- What other names is Clematis known by?
- What is Clematis?
- How does Clematis work?
- Are there safety concerns?
- Dosing considerations for Clematis.
Despite serious safety concerns, clematis is used for joint pain (rheumatism), headaches, varicose veins, syphilis, gout, bone disorders, ongoing skin conditions, and fluid retention.
Some people apply clematis directly to the skin for blisters and in a wet dressing (as a poultice) to treat infected wounds and ulcers.
Insufficient Evidence to Rate Effectiveness for...
- Joint pain (rheumatism).
- Varicose veins.
- Bone disorders.
- Skin conditions.
- Fluid retention.
- Blisters, when applied to the skin.
- Wounds, when applied to the skin.
- Ulcers, when applied to the skin.
- Other conditions.
colic, diarrhea, and severe irritation to the stomach, intestines, and urinary tract when taken by mouth.
The fresh plant is also UNSAFE when applied to the skin.
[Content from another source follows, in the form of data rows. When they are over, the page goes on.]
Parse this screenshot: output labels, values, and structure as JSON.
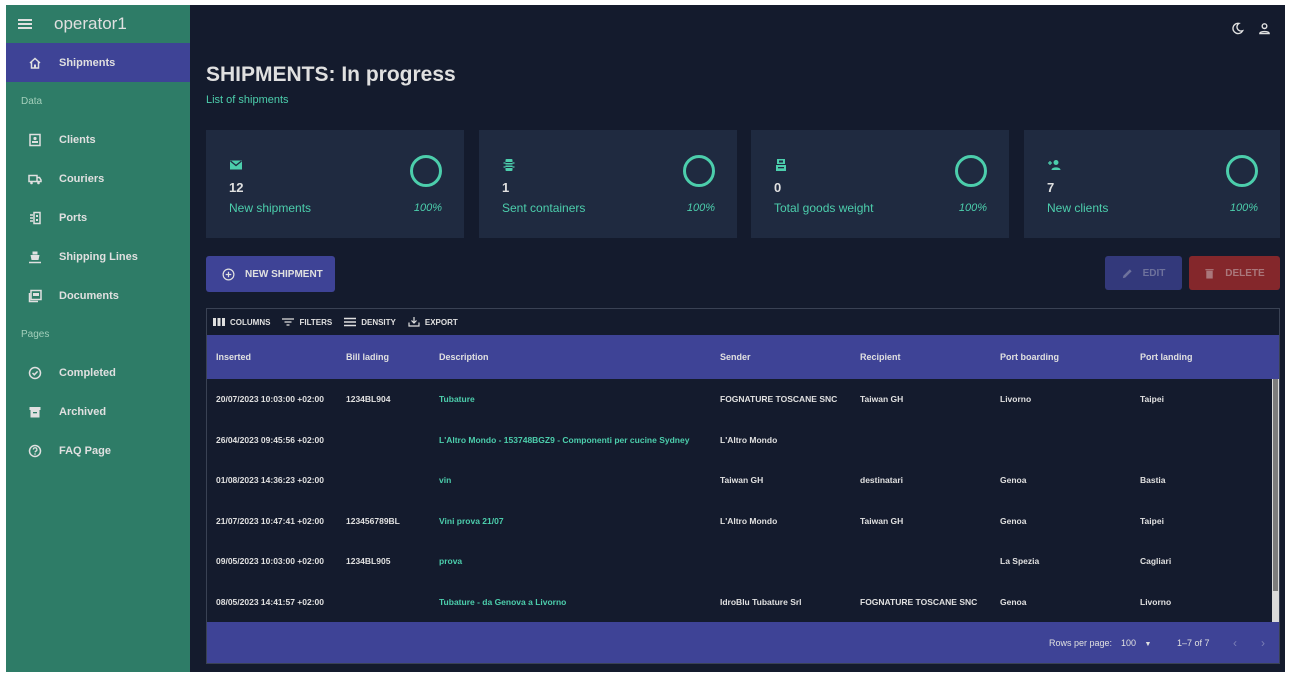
{
  "sidebar": {
    "user": "operator1",
    "items": [
      {
        "label": "Shipments"
      },
      {
        "label": "Clients"
      },
      {
        "label": "Couriers"
      },
      {
        "label": "Ports"
      },
      {
        "label": "Shipping Lines"
      },
      {
        "label": "Documents"
      },
      {
        "label": "Completed"
      },
      {
        "label": "Archived"
      },
      {
        "label": "FAQ Page"
      }
    ],
    "sections": [
      "Data",
      "Pages"
    ]
  },
  "header": {
    "title": "SHIPMENTS: In progress",
    "subtitle": "List of shipments"
  },
  "stats": [
    {
      "value": "12",
      "label": "New shipments",
      "percent": "100%",
      "icon": "mail-icon"
    },
    {
      "value": "1",
      "label": "Sent containers",
      "percent": "100%",
      "icon": "container-icon"
    },
    {
      "value": "0",
      "label": "Total goods weight",
      "percent": "100%",
      "icon": "scale-icon"
    },
    {
      "value": "7",
      "label": "New clients",
      "percent": "100%",
      "icon": "person-add-icon"
    }
  ],
  "actions": {
    "new_label": "NEW SHIPMENT",
    "edit_label": "EDIT",
    "delete_label": "DELETE"
  },
  "toolbar": {
    "columns": "COLUMNS",
    "filters": "FILTERS",
    "density": "DENSITY",
    "export": "EXPORT"
  },
  "table": {
    "columns": [
      "Inserted",
      "Bill lading",
      "Description",
      "Sender",
      "Recipient",
      "Port boarding",
      "Port landing"
    ],
    "rows": [
      [
        "20/07/2023 10:03:00 +02:00",
        "1234BL904",
        "Tubature",
        "FOGNATURE TOSCANE SNC",
        "Taiwan GH",
        "Livorno",
        "Taipei"
      ],
      [
        "26/04/2023 09:45:56 +02:00",
        "",
        "L'Altro Mondo - 153748BGZ9 - Componenti per cucine Sydney",
        "L'Altro Mondo",
        "",
        "",
        ""
      ],
      [
        "01/08/2023 14:36:23 +02:00",
        "",
        "vin",
        "Taiwan GH",
        "destinatari",
        "Genoa",
        "Bastia"
      ],
      [
        "21/07/2023 10:47:41 +02:00",
        "123456789BL",
        "Vini prova 21/07",
        "L'Altro Mondo",
        "Taiwan GH",
        "Genoa",
        "Taipei"
      ],
      [
        "09/05/2023 10:03:00 +02:00",
        "1234BL905",
        "prova",
        "",
        "",
        "La Spezia",
        "Cagliari"
      ],
      [
        "08/05/2023 14:41:57 +02:00",
        "",
        "Tubature - da Genova a Livorno",
        "IdroBlu Tubature Srl",
        "FOGNATURE TOSCANE SNC",
        "Genoa",
        "Livorno"
      ]
    ],
    "footer": {
      "rows_per_page_label": "Rows per page:",
      "rows_per_page": "100",
      "range": "1–7 of 7"
    }
  },
  "colors": {
    "sidebar": "#2e7c67",
    "accent": "#4cceac",
    "primary": "#3e4396",
    "background": "#141b2d",
    "card": "#1f2a40",
    "danger": "#a02b2b"
  }
}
With extended skin contact, the fresh plant can cause slow-healing blisters and burns.
There isn't enough information to know whether it is safe to take dried clematis by mouth or apply the dried plant to the skin.
Special Precautions & Warnings:Pregnancy and breast-feeding: It's UNSAFE to take fresh clematis by mouth or apply it to the skin if you are pregnant or breast-feeding. Not enough is known about the safety of taking dried clematis by mouth or applying it to the skin. Stay on the safe side and avoid use.
Natural Medicines Comprehensive Database rates effectiveness based on scientific evidence according to the following scale: Effective, Likely Effective, Possibly Effective, Possibly Ineffective, Likely Ineffective, and Insufficient Evidence to Rate (detailed description of each of the ratings).
Report Problems to the Food and Drug Administration
You are encouraged to report negative side effects of prescription drugs to the FDA. Visit the FDA MedWatch website or call 1-800-FDA-1088.